COLUMBUS -- The transaction line Nov. 18 didn't cause a rumble when the Columbus Blue Jackets claimed 24-year-old defenseman Kevin Connauton off waivers.
But he has made an impression as loud as the cannon that sounds whenever Columbus scores at home.
Connauton continued his offensive production by scoring the tying goal and assisting on the third-period winner by defenseman David Savard when the Blue Jackets defeated the Minnesota Wild 3-1 at Nationwide Arena on Wednesday.
The Blue Jackets (16-16-3) are at .500 for the first time since the eighth game after winning for the 10th time in 12 December games.

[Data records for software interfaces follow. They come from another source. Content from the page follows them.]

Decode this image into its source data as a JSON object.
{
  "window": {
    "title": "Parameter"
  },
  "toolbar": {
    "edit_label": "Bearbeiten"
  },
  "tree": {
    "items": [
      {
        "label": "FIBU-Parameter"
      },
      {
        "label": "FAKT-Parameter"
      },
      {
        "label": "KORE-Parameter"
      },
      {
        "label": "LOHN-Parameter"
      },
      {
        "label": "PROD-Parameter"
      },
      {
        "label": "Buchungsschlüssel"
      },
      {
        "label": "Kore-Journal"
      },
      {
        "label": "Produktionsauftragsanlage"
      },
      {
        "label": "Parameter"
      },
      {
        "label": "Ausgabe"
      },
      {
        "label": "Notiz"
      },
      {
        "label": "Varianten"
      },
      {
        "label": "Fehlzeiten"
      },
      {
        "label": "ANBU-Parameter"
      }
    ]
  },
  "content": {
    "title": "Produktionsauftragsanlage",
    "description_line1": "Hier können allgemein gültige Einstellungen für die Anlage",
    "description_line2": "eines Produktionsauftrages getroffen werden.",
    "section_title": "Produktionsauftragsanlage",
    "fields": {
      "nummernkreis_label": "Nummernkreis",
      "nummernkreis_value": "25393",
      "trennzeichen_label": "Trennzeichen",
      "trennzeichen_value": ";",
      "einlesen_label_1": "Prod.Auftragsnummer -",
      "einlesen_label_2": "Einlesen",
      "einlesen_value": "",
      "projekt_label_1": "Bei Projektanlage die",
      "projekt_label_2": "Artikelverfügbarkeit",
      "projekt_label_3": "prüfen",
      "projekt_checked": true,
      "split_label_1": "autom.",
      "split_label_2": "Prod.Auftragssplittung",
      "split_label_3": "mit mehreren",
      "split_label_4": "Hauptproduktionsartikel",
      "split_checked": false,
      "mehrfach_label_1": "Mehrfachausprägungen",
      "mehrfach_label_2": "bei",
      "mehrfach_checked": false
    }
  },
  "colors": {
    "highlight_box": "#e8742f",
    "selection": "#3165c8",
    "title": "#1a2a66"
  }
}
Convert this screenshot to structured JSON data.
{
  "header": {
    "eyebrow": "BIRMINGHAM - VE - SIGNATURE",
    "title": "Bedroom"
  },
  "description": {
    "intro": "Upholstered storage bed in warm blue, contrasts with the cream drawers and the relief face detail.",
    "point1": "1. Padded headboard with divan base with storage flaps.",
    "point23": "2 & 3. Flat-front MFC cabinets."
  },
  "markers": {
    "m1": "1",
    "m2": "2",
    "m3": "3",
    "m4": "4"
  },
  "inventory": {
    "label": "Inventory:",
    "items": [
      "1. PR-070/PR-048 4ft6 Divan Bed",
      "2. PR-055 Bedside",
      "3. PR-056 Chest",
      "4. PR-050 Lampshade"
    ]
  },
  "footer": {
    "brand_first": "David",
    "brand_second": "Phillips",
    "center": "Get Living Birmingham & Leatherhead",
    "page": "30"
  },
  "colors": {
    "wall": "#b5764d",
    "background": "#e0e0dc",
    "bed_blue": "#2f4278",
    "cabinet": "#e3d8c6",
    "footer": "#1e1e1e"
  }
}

Connauton has his five goals this season in their past nine games, with four assists in 15 games since joining the Blue Jackets. He had two assists in eight games for the Dallas Stars and one goal in 44 games in his career with them.
"He's done a great job for us. You can see his confidence," Richards said. "He had a rush in the second period where he went around our net and went up ice.
"That's one thing he's provided for us on the back end. He's a guy who can go back and pick up the puck and carry it the length of the ice, carry it out of trouble and make a play. He's been a great addition."
The Wild (17-14-4) held a 1-0 lead late in the second period and Minnesota goalie Darcy Kuemper had just made his 15th save on a shot from the slot by Matt Calvert when the Blue Jackets scored.
Kuemper lost his stick and was trying to pick it up when the puck was cleared to the left corner. Connauton retrieved the puck and shot from near the left wall, and Kuemper was unable to block it with 46 seconds left.
"I dropped my stick on the save before," Kuemper said. "The puck was shoved to the corner so I wanted to pick it up and it shot right out to him for a one-timer and I had trouble picking up the puck."
Connauton said he didn't see that Kuemper had lost his stick.
"The puck was along the wall," Connauton said. "There was a crowd in front. I wanted to put it in the area. It happened to find the back of the net. It was a grab and shoot and hope for the best."
It worked out well for the Blue Jackets.
"We got some momentum off that goal. It was big goal," Columbus left wing Nick Foligno said. "Kevin Connauton really stepped up. He's been playing awesome for us."
The Wild, who have lost six of seven, rued the missed opportunities against goalie Sergei Bobrovsky to increase their first-period lead after a Zach Parise power-play goal.
"They're goalie made some really nice saves to keep it 1-0," Parise said. "It's always tough when you give up one (late). We should have been going into the third 1-0."
Parise's goal with 4:02 remaining in the first ended the Blue Jackets' penalty-kill streak at 24, including one earlier in the period.
With Columbus defenseman James Wisniewski off for holding, Minnesota executed a perfect passing play down low. Thomas Vanek was in the left circle when he whipped the puck to Mikko Koivu in the slot. Koivu quickly threaded a pass to the right side of the crease, where Parise put a one-timer inside the near post.
Minnesota coach Mike Yeo said the Wild didn't test Bobrovsky until the final 10 minutes even though he made 28 saves.
"At that time we started to have a little more pressure," Yeo said. "That was the first time in the game I thought we started getting some bodies to the net. We were very perimeter for most of the night. I thought we didn't challenge their goalie at all."
Connauton set up Savard's power-play goal for a 2-1 lead 5:57 into the third period. Brandon Dubinsky got the puck to Connauton at the right point. He skated to the center of the blue line then dished the puck to Savard for a slap shot from the left circle, his sixth goal of the season.
"We need a contribution from everybody," Richards said. "Tonight we got it from the defensemen."
Columbus center Ryan Johansen scored his 10th of the season, first in 12 games, with 33 seconds left into an empty net off the second assist of the game for Dubinsky.
The Blue Jackets were 4-4-0 on Oct. 26 and 6-11-1 when Connauton arrived.
"Now we can't be satisfied," Richards said. "This (.500) is where we wanted to get to. We've done that. Now we've got to go for more."